Report highlights benefits of assistive technologies in supporting older people in housing
A new report has been published by the Commission on the Role of Housing in the Future of Care and Support, which details a roadmap for providing more options for housing care and support for older people.
Entitled ‘A place we can call home: A vision and a roadmap for providing more options for housing with care and support for older people‘, the report includes recommendations for national government and local authorities to design housing that supports people as they age.
The commission looked at the spectrum of housing options that provide care and support, including retirement housing, care homes and supported living, and heard from a range of older people about the challenges and difficulties they face, and the choices they want to see.
The report includes a number of recommendations for national government, local authorities and local partners, and developers and providers and paints a picture of what the route to achieving more choice, more consistently provides could look like.
Importantly, the document notes the importance assistive technologies across the housing sector to enable people to remain safe and independent at home. Acceleration of innovative devices has increased over the last 10 years, according to the commission.
This includes advances in remote monitoring devices, wearable technologies, movement sensors, robotics, and digital care planning tools.
“COVID-19 resulted in accelerated and innovative uses of technology as the social care workforce was forced to develop new ways of working in the face of a lockdown,” the report reads. “It is important to keep pace with these advances, as we have seen that useful technology has the real potential to enhance care experiences and outcomes.

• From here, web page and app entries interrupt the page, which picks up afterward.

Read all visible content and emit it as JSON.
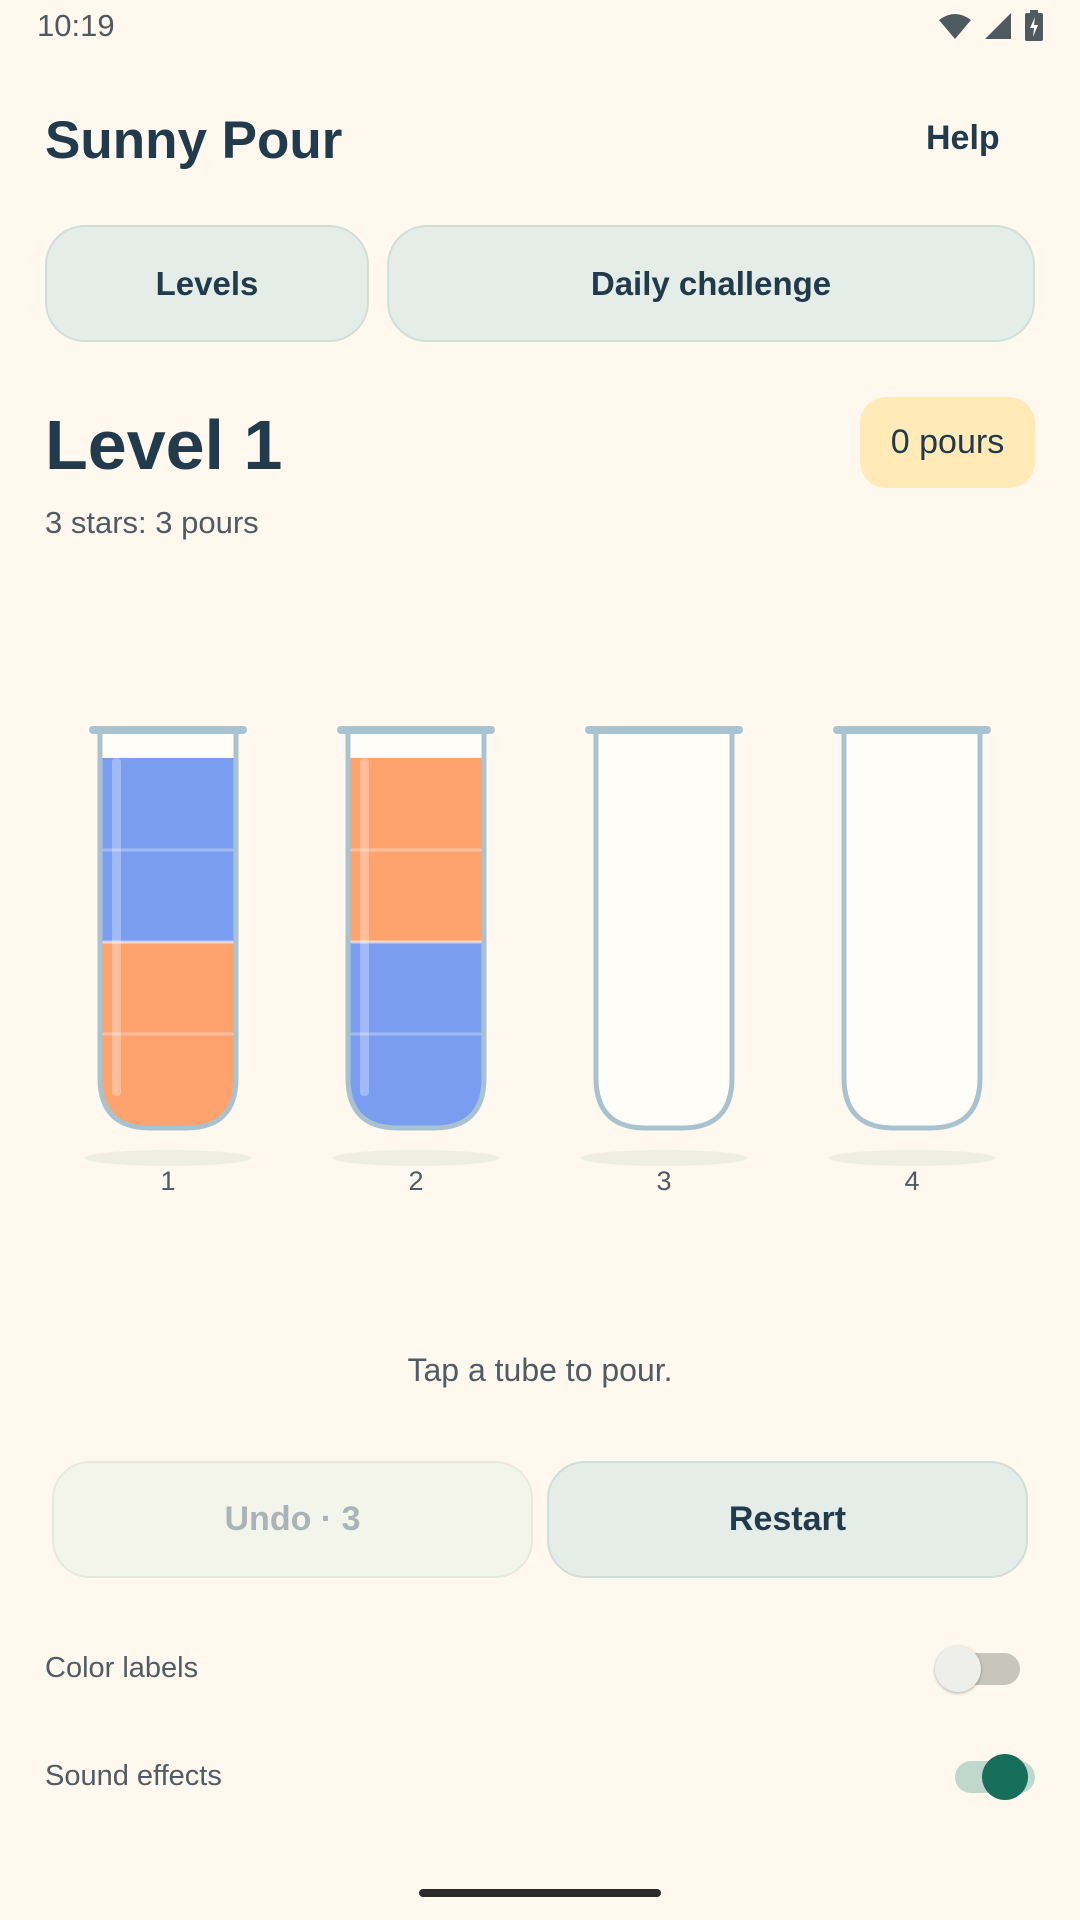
{
  "status_bar": {
    "time": "10:19",
    "icons": [
      "wifi-icon",
      "cell-signal-icon",
      "battery-charging-icon"
    ]
  },
  "header": {
    "title": "Sunny Pour",
    "help_label": "Help"
  },
  "modes": {
    "levels_label": "Levels",
    "daily_label": "Daily challenge"
  },
  "level": {
    "title": "Level 1",
    "star_target": "3 stars: 3 pours",
    "pours_badge": "0 pours"
  },
  "colors": {
    "blue": "#7a9df0",
    "orange": "#ffa36e",
    "tube_outline": "#a9c2cf",
    "accent_green": "#176e5a"
  },
  "tubes": [
    {
      "number": "1",
      "layers": [
        "orange",
        "orange",
        "blue",
        "blue"
      ]
    },
    {
      "number": "2",
      "layers": [
        "blue",
        "blue",
        "orange",
        "orange"
      ]
    },
    {
      "number": "3",
      "layers": []
    },
    {
      "number": "4",
      "layers": []
    }
  ],
  "hint": "Tap a tube to pour.",
  "actions": {
    "undo_label": "Undo · 3",
    "undo_enabled": false,
    "restart_label": "Restart"
  },
  "settings": {
    "color_labels": {
      "label": "Color labels",
      "enabled": false
    },
    "sound_effects": {
      "label": "Sound effects",
      "enabled": true
    }
  }
}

This will be all the more important as we develop new forms of housing that facilitates care and support.”
However, the commission notes some of the challenges to accessing these assistive technologies across the social care sector. This can be down to a lack of understanding of how these technologies work and a lack of funding or incentive for investment in such devices.
It says it is important that information and guidance about choosing appropriate assistive technologies and help with using them is also available to the social care sector, as it continues to grow.
There also needs to be ownership and commitment to the use and funding of new technology by all stakeholders, it advises. The report believes that the use of assistive technologies in housing will play a big part in the future of care and support.
In addition, the report recommends that the UK Government should create a national long-term vision and strategy for housing with care and support for older people, co-produced with people with lived experience and other key stakeholders.
The report further suggests that the government legislates for a new Housing Future Fund that obliges partners in local places, including the NHS and local authorities, to pool statutory funding and work together to develop a single plan for housing for older people.
Additionally, the UK Government should increase capital investment in housing with care developments particular of approaches to housing with care that support people to live independently, according to the commission.
Local authorities and local partners (local partners include the NHS and housing associations) are advised to form local partnerships to produce a single plan for improving housing for older people within a local place, co-produced with people who draw on support.
Local authorities and local partners should also establish and resource local co-production forums made up of, and speaking for, older people from all kinds of backgrounds, to influence planning, commissioning and design of housing, the report recommends.
Developers should ensure that all new developments adopt the 10 HAPPI design principles as a minimum, which provide guidelines for the production of high-quality housing with care and support. Part of the HAPPI design principles include ensuring houses are adaptable and future-proofed for changing needs.
The report concludes that an overhaul is needed on how housing with care and support is planned, commissioned, designed and delivered, and calls for ambitious plans for housing with care and support to be at the heart of the government’s anticipated whitepaper for social care.
Read the full report here